▶ **WHAT YOU NEED TO DO**: Your answer should be the full listing, copied word for word.

▶ **INPUT DATA**:
= Beginning of Section =

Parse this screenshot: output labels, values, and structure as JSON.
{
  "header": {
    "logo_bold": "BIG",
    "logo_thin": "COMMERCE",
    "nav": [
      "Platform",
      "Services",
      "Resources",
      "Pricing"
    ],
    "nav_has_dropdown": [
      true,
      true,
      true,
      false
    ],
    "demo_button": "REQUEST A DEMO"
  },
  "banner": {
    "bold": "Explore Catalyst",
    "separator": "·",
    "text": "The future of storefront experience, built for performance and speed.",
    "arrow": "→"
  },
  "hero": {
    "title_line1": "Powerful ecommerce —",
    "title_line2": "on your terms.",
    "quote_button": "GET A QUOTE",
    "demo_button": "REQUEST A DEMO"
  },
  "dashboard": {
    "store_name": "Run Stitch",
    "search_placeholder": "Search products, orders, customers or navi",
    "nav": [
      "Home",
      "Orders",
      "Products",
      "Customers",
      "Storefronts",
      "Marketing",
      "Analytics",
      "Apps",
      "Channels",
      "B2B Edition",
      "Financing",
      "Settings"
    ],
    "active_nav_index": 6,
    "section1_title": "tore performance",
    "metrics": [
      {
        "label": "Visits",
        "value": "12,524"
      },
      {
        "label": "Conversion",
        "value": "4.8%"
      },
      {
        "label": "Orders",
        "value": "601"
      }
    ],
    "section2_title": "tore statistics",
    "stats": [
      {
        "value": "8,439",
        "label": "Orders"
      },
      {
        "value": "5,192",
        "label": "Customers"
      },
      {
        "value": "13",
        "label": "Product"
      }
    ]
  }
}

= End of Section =

▶ **RESULT FOR THIS EXERCISE**:
Parse this screenshot: output labels, values, and structure as JSON.
{
  "header": {
    "logo_bold": "BIG",
    "logo_thin": "COMMERCE",
    "nav": [
      "Platform",
      "Services",
      "Resources",
      "Pricing"
    ],
    "nav_has_dropdown": [
      true,
      true,
      true,
      false
    ],
    "demo_button": "REQUEST A DEMO"
  },
  "banner": {
    "bold": "Explore Catalyst",
    "separator": "·",
    "text": "The future of storefront experience, built for performance and speed.",
    "arrow": "→"
  },
  "hero": {
    "title_line1": "Powerful ecommerce —",
    "title_line2": "on your terms.",
    "quote_button": "GET A QUOTE",
    "demo_button": "REQUEST A DEMO"
  },
  "dashboard": {
    "store_name": "Run Stitch",
    "search_placeholder": "Search products, orders, customers or navi",
    "nav": [
      "Home",
      "Orders",
      "Products",
      "Customers",
      "Storefronts",
      "Marketing",
      "Analytics",
      "Apps",
      "Channels",
      "B2B Edition",
      "Financing",
      "Settings"
    ],
    "active_nav_index": 6,
    "section1_title": "tore performance",
    "metrics": [
      {
        "label": "Visits",
        "value": "12,524"
      },
      {
        "label": "Conversion",
        "value": "4.8%"
      },
      {
        "label": "Orders",
        "value": "601"
      }
    ],
    "section2_title": "tore statistics",
    "stats": [
      {
        "value": "8,439",
        "label": "Orders"
      },
      {
        "value": "5,192",
        "label": "Customers"
      },
      {
        "value": "13",
        "label": "Product"
      }
    ]
  }
}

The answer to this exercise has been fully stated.